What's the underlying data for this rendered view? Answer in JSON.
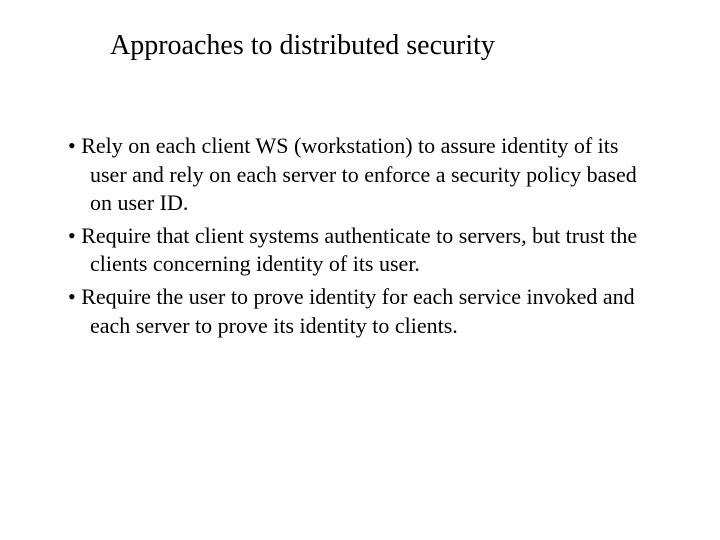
{
  "slide": {
    "title": "Approaches to distributed security",
    "bullets": [
      "Rely on each client WS (workstation) to assure identity of its user and rely on each server to enforce a security policy based on user ID.",
      "Require that client systems authenticate to servers, but trust the clients concerning identity of its user.",
      "Require the user to prove identity for each service invoked and each server to prove its identity to clients."
    ]
  }
}
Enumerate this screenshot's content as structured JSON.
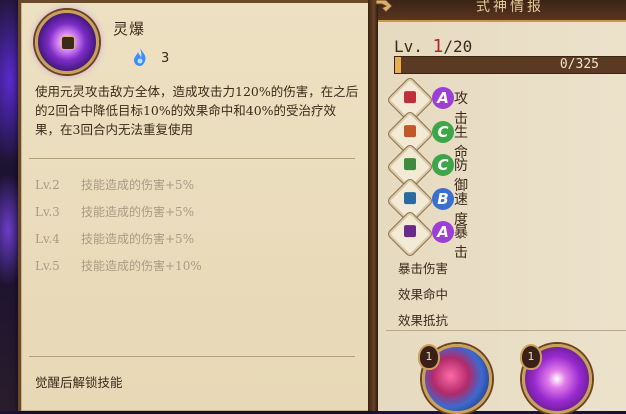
{
  "skill": {
    "name": "灵爆",
    "cost": "3",
    "description": "使用元灵攻击敌方全体，造成攻击力120%的伤害，在之后的2回合中降低目标10%的效果命中和40%的受治疗效果，在3回合内无法重复使用",
    "levels": [
      {
        "lv": "Lv.2",
        "text": "技能造成的伤害+5%"
      },
      {
        "lv": "Lv.3",
        "text": "技能造成的伤害+5%"
      },
      {
        "lv": "Lv.4",
        "text": "技能造成的伤害+5%"
      },
      {
        "lv": "Lv.5",
        "text": "技能造成的伤害+10%"
      }
    ],
    "unlock_text": "觉醒后解锁技能"
  },
  "panel": {
    "title": "式神情报",
    "level_prefix": "Lv.",
    "level_current": "1",
    "level_max": "/20",
    "xp_text": "0/325",
    "xp_fraction": 0.0,
    "stats": [
      {
        "grade": "A",
        "label": "攻击",
        "grade_color": "#9b3fd6",
        "icon": "attack-icon",
        "icon_color": "#c0303a"
      },
      {
        "grade": "C",
        "label": "生命",
        "grade_color": "#3ea548",
        "icon": "health-icon",
        "icon_color": "#c0582a"
      },
      {
        "grade": "C",
        "label": "防御",
        "grade_color": "#3ea548",
        "icon": "defense-icon",
        "icon_color": "#3e8a3e"
      },
      {
        "grade": "B",
        "label": "速度",
        "grade_color": "#3a6fd0",
        "icon": "speed-icon",
        "icon_color": "#2a6aa0"
      },
      {
        "grade": "A",
        "label": "暴击",
        "grade_color": "#9b3fd6",
        "icon": "crit-icon",
        "icon_color": "#6a2a8a"
      }
    ],
    "sub_stats": [
      "暴击伤害",
      "效果命中",
      "效果抵抗"
    ],
    "souls": [
      {
        "badge": "1",
        "icon": "soul-slot-icon-red"
      },
      {
        "badge": "1",
        "icon": "soul-slot-icon-purple"
      }
    ]
  }
}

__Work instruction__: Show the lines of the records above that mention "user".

__Exercise solution__:
      "Rely on each client WS (workstation) to assure identity of its user and rely on each server to enforce a security policy based on user ID.",
      "Require that client systems authenticate to servers, but trust the clients concerning identity of its user.",
      "Require the user to prove identity for each service invoked and each server to prove its identity to clients."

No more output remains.